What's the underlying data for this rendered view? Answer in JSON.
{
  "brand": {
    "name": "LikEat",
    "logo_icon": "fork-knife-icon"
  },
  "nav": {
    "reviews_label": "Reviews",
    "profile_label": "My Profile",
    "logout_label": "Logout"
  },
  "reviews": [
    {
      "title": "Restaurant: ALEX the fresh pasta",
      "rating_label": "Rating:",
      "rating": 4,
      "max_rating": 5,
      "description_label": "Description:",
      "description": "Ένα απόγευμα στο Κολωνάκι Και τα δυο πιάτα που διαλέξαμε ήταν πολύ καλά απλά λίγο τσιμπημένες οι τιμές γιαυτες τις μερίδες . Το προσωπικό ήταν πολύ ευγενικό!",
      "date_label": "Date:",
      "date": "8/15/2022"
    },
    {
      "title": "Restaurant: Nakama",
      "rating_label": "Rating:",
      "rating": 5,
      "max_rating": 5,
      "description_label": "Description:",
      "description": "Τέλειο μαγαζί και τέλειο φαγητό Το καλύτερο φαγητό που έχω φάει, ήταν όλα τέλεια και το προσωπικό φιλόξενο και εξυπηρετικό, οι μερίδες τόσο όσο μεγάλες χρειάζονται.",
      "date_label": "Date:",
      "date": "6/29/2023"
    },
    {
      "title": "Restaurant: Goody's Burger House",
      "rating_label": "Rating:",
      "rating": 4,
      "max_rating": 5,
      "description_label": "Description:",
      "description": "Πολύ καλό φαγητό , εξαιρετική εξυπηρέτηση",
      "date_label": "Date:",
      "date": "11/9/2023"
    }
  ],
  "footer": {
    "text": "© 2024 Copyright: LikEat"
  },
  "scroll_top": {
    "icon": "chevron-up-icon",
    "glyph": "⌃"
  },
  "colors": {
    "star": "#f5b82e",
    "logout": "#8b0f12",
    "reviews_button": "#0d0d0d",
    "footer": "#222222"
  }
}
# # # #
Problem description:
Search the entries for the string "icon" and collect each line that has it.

Written answer:
    "logo_icon": "fork-knife-icon"
    "icon": "chevron-up-icon",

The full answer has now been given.